[Stored data — start]

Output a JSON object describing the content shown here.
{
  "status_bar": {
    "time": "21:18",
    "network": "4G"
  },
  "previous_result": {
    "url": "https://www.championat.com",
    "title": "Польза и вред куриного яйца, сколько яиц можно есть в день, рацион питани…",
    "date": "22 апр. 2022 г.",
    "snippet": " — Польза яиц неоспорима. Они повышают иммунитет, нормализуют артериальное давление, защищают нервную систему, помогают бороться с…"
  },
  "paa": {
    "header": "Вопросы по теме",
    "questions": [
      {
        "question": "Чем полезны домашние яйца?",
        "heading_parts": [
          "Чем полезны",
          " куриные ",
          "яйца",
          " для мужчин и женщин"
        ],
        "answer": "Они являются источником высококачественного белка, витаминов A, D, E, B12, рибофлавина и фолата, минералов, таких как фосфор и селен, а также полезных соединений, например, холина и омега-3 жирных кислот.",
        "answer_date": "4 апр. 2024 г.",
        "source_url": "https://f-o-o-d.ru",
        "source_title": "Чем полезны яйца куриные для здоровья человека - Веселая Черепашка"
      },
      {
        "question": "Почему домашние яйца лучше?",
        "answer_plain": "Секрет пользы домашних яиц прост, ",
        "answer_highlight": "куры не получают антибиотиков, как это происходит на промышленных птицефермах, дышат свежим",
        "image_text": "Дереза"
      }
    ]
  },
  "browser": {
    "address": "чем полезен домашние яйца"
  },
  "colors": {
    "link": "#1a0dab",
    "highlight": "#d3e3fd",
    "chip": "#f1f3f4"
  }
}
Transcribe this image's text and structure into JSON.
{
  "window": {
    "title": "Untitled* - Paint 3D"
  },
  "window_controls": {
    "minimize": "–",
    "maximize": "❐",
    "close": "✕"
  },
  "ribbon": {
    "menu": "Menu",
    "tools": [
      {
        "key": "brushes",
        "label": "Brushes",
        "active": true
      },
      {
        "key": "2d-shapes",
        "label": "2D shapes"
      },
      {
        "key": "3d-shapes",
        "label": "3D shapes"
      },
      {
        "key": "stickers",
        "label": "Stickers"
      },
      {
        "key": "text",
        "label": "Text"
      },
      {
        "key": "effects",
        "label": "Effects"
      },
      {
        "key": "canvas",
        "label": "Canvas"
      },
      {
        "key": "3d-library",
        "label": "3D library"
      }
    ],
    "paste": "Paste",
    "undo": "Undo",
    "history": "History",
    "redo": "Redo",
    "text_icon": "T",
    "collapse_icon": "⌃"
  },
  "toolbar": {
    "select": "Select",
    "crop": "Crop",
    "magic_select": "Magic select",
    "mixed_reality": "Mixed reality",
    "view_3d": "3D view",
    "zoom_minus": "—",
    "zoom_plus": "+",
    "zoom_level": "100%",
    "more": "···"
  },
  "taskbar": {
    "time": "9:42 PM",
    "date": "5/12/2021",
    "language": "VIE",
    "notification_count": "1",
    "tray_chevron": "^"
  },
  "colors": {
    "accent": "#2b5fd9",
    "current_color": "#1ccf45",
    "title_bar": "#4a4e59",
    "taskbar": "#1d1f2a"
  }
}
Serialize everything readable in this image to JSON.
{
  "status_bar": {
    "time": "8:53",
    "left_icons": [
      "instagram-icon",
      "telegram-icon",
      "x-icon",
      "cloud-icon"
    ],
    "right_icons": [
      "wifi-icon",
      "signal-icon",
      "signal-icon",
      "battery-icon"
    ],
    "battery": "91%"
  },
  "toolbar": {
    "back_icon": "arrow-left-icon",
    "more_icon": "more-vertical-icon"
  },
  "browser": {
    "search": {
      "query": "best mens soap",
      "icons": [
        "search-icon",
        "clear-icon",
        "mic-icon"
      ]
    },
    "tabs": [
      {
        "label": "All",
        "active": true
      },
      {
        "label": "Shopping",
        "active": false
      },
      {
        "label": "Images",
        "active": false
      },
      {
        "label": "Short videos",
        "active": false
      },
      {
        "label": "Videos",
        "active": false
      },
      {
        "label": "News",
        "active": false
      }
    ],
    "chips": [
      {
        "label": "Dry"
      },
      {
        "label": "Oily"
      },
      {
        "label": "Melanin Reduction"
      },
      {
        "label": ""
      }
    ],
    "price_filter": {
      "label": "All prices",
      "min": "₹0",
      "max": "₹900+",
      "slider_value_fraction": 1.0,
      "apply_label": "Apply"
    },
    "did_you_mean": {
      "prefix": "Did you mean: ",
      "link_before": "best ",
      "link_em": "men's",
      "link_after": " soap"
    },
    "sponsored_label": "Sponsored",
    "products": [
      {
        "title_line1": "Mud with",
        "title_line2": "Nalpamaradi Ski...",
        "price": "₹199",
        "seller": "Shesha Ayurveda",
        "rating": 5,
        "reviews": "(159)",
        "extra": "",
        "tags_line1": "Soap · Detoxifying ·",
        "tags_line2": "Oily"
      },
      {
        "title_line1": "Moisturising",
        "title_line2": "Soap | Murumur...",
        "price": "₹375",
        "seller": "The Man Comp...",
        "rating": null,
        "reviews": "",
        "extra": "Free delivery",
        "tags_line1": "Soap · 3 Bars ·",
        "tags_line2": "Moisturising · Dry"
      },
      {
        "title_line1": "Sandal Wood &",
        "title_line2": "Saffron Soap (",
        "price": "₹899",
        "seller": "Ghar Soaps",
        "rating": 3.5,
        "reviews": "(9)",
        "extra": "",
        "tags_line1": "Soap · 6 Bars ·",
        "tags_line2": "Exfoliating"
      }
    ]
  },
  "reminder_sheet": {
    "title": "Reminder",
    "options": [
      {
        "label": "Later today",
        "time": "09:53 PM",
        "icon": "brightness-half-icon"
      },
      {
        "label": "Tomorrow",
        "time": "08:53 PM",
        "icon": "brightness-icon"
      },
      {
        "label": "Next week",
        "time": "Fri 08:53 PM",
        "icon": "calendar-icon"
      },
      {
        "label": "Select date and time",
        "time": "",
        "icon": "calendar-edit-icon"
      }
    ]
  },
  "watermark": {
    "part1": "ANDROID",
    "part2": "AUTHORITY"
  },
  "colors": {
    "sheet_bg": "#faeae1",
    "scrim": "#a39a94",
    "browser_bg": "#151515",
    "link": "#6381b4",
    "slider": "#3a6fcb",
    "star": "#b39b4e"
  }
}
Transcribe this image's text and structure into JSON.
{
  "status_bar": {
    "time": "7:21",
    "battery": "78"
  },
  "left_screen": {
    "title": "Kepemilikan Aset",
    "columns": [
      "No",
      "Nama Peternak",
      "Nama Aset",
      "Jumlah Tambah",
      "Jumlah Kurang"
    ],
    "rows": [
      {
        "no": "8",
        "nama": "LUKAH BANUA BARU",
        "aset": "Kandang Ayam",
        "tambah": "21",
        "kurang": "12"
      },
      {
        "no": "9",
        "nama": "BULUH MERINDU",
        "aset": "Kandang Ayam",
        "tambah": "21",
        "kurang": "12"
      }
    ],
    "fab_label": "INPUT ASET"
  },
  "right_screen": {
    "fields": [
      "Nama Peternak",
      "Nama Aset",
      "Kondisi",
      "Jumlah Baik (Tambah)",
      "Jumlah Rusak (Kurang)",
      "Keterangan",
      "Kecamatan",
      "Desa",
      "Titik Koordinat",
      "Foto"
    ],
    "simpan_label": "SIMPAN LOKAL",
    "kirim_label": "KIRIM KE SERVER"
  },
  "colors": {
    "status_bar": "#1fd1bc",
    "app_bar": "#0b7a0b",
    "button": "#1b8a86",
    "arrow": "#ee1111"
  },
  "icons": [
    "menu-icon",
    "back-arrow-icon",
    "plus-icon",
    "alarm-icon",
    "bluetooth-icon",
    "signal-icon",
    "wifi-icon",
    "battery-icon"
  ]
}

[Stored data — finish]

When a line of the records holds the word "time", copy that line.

→ Response
    "time": "21:18",
    "time": "9:42 PM",
    "time": "8:53",
        "time": "09:53 PM",
        "time": "08:53 PM",
        "time": "Fri 08:53 PM",
        "label": "Select date and time",
        "time": "",
    "time": "7:21",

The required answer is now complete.